Don and I delighted in destroying our clay creation. We had made it for that purpose from the start. Yet others have used that same type of modeling clay to fashion very becoming and tasteful art pieces, that subsequently became the pattern for a mold resulting in the production of numerous duplicates that could be enjoyed and appreciated by many. I have seen a Chinese cloisonne vase made of fired clay, and I have also seen a chamber pot made of the same fired clay. One vessel was made for honorable purposes, and the other for dishonorable. This is not an unreasonable nor difficult concept for Christians to understand...as long as we limit our discussion to clay.
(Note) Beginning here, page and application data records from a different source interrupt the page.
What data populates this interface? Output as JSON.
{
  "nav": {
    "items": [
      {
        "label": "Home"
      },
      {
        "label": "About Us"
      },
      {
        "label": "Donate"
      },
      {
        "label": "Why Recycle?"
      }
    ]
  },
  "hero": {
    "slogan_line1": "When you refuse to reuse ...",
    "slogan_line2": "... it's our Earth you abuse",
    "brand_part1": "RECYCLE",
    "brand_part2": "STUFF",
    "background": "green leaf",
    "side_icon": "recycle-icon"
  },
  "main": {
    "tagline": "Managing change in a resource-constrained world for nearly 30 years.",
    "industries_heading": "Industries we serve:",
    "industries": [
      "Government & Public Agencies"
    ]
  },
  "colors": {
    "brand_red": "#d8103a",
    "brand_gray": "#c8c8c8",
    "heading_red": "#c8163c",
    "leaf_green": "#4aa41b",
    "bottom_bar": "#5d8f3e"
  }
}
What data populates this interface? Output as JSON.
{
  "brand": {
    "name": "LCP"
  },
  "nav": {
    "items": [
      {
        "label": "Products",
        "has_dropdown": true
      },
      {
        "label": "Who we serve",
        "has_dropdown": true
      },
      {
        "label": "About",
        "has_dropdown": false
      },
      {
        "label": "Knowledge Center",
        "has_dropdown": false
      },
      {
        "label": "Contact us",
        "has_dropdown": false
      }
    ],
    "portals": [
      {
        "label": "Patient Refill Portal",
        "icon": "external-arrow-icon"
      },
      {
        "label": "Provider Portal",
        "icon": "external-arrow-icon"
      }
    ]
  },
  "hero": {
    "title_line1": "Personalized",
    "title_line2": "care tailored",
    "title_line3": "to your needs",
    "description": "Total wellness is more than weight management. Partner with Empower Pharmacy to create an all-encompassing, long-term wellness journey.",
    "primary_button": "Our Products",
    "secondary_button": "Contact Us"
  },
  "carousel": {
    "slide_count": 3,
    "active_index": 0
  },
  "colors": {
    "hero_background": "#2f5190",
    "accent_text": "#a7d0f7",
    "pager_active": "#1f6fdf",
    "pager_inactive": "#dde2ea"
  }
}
Yet many Bible-believing Christians have a hard time accepting this concept when it is applied to human beings. But why is this?
The Scriptures often present the picture of God as the potter and man as the clay. Isaiah has written, "But now, O LORD, thou art our father; we are the clay, and thou our potter; and we all are the work of thy hand" (Isa 64:8). Jeremiah also said, "`O house of Israel, cannot I do with you as this potter?' saith the LORD. `Behold, as the clay is in the potter's hand, so are ye in mine hand, O house of Israel'" (Jer 18:6). And in the New Testament, Paul repeated this image, "Hath not the potter power over the clay, of the same lump to make one vessel unto honour, and another unto dishonour?" (Rom 9:21).
Why then should we find it so difficult to believe that a sovereign God has created some men for perdition? Is this not what the Bible teaches? "What if God, willing to show his wrath, and to make his power known, endured with much longsuffering the vessels of wrath fitted to destruction" (Rom 9:22). And even from the Proverbs, we learn the same lesson, "The LORD hath made all things for himself: yea, even the wicked for the day of evil" (Prov 16:4). Why do many who heartily name the name of Jesus Christ and call Him Lord reject His Lordship when it comes to the point of men being created for the day of doom? Can't God glorify His holy name through these as well as through those whom He has mercifully created for salvation? "For the scripture saith unto Pharaoh, `Even for this same purpose have I raised thee up, that I might show my power in thee, and that my name might be declared throughout all the earth'" (Rom 9:17).
If we cannot bear the thought of men giving up their personal autonomy in salvation, then we must again consider the Scriptures, "So then it is not of him that willeth, nor of him that runneth, but of God that showeth mercy"(Rom 9:16, emphasis added). If we reject the testimony of the Bible, then are we not guilty of unbelief from which we must repent?
Adam was made by a sovereign God from the dust of the ground. Adam was a creature, a creation of God. All men are of the same clay as our father Adam. The comparison is too simple to miss. God created Adam, and God created us. "Nay but, O man, who art thou that repliest against God? Shall the thing formed say to him that formed it, Why hast thou made me thus?" (Rom 9:20).
Our responsibility to preach the gospel to all creatures is not diminished because God has prepared some men for destruction. To the contrary, Christ came to save the world, and the gospel is the power of God for salvation to everyone who believes. God has entrusted the proclamation of the gospel to His people, the church. We should leave who is saved to Him, and stop trying to play as though we were the potter as well as the clay.